Video Furnace is now merged with Haivision who makes hardware encoders.  Previously (and in our current setup) Video Furnace only had the server based encoders, and portable encoders which were really just small form factor PC's with an encoder card inside.  They work, however often the unit needs to be opened and have the daughter card/PCI cards reseated from being jostled around.  HaiVision brings to the table a hardware encoder platform as well as a chassis based encoder farm instead of servers, which both are a welcomed addition.

So, for live events we feed directly into a portable encoder, and schedule that to be live at the times needed on either an in-house channel or the community channel.  Otherwise, we record our events using nNovia video hard drives and edit in Final Cut Pro.  We then use utilities like FFmpegX to convert to MPEG2 video and MPEG2 audio then ingest that into the system and schedule it to play  using some rather interesting free utilities listed here.
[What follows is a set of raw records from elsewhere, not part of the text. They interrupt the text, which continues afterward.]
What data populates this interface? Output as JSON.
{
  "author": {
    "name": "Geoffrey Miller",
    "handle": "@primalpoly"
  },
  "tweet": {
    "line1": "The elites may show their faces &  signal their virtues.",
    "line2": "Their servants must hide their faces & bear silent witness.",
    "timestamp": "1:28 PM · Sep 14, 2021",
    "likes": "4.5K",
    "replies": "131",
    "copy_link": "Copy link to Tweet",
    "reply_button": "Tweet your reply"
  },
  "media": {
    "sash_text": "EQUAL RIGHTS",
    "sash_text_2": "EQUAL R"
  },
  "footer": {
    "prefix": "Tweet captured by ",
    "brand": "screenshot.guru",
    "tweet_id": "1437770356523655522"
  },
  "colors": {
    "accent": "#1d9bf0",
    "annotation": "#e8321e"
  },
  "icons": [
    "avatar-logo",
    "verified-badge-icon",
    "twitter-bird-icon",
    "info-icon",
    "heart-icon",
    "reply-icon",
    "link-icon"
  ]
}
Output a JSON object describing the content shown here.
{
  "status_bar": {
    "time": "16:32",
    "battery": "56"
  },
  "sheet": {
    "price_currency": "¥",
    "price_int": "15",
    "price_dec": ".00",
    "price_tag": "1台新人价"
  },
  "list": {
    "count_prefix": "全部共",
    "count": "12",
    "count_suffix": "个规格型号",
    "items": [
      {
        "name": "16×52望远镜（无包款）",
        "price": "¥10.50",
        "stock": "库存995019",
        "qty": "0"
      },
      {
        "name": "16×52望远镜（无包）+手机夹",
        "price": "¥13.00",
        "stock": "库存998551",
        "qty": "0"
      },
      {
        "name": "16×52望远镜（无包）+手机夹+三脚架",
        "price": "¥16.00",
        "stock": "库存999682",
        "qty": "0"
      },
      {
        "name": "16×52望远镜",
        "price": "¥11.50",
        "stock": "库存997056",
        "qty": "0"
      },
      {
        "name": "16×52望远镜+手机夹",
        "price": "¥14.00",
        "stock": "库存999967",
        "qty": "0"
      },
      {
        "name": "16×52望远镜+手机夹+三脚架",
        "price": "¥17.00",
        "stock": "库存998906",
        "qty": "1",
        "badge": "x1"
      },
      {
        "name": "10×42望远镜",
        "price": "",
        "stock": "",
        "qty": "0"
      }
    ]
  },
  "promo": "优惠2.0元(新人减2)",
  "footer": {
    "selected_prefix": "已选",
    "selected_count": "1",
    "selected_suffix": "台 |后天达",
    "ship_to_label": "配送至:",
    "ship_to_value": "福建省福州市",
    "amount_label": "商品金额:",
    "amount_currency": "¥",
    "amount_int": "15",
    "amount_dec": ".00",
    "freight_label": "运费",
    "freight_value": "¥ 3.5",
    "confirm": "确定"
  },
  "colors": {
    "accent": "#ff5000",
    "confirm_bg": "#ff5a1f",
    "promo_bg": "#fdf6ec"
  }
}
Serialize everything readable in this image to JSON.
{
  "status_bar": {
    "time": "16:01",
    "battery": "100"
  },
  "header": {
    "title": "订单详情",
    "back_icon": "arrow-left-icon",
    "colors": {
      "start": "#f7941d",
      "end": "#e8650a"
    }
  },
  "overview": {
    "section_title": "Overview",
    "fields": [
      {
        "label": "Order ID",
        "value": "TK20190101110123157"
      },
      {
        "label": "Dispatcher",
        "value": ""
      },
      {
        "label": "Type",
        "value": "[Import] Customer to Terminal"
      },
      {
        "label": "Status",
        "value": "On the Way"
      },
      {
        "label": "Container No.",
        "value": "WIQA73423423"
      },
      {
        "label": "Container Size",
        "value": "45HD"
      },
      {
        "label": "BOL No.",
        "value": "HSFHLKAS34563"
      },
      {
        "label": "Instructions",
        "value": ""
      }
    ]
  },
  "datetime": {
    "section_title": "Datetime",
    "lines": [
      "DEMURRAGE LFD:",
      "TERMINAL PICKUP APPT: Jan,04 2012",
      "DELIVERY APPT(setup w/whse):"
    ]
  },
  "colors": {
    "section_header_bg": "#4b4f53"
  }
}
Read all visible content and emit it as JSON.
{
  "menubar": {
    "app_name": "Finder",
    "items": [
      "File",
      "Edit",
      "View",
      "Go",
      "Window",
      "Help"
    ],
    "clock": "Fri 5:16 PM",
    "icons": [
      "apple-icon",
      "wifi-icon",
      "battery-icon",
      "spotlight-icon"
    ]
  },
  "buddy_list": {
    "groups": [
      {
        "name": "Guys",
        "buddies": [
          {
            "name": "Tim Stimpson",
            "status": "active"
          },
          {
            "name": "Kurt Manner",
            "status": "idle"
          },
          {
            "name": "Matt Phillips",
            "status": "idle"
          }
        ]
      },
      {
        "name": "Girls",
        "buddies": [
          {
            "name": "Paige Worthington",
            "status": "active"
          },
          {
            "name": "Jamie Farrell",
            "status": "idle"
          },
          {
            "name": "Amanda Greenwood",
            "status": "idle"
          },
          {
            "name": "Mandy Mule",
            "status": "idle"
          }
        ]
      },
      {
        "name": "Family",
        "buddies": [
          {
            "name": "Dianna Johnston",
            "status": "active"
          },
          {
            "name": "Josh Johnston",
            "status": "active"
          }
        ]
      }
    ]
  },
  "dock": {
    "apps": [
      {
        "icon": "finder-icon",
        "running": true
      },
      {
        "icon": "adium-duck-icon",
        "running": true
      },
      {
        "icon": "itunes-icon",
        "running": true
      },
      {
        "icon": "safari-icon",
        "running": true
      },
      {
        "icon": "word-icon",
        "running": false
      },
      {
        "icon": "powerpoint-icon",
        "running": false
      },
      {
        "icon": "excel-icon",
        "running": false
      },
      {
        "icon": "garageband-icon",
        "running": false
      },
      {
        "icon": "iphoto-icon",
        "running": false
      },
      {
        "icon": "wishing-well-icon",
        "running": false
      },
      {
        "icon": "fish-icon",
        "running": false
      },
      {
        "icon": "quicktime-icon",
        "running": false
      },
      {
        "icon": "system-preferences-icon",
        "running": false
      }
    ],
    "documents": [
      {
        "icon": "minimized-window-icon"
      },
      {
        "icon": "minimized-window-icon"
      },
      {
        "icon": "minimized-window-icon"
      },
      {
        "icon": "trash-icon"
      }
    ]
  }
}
I can also convert and ingest video directly from DVD's as well as other digital sources and video furnace also has a workstation with an encoder card that allows me to ingest directly from VHS or other analog video sources (you could, of course, just use a VCR and a portable encoder as well).

Just some points to consider....

1. live video switching with a product like the Sony Anycast is great because they offer both recording directly to a hard drive in AVI format and Firewire output to a device like a DV deck or nNovia HD recorder.  However, the Anycast only does basic switching and the AVI files are recorded onto a hard drive which is formated in a Linux (ext2) format which requires special software to access on both Windows and OSX. The OSX software is listed here which appears to not install on 10.6 at the moment.  Also, if using a product like Newtek Tricaster, make sure you record locally in a format like MPEG2.  If you use AVI, Newtek uses a custom video codec which is only available on Windows.  Only newer Tricaster units have this option.

2. Ripping from DVD requires program to Decrypt the CSS copy protection on the DVD.  Although this practice is considered illegal by many, it is sometimes your only choice other than actually playing the video and ingesting it in real time via an encoder (which sometimes a system called Macrovision will cause strobing or very dark video).  Please make sure you have the publishers permission to take the material and use it in this manner, as often it requires the purchasing of additional network rights.  I will not link to such utilites here, but you can find them on the internet if needed.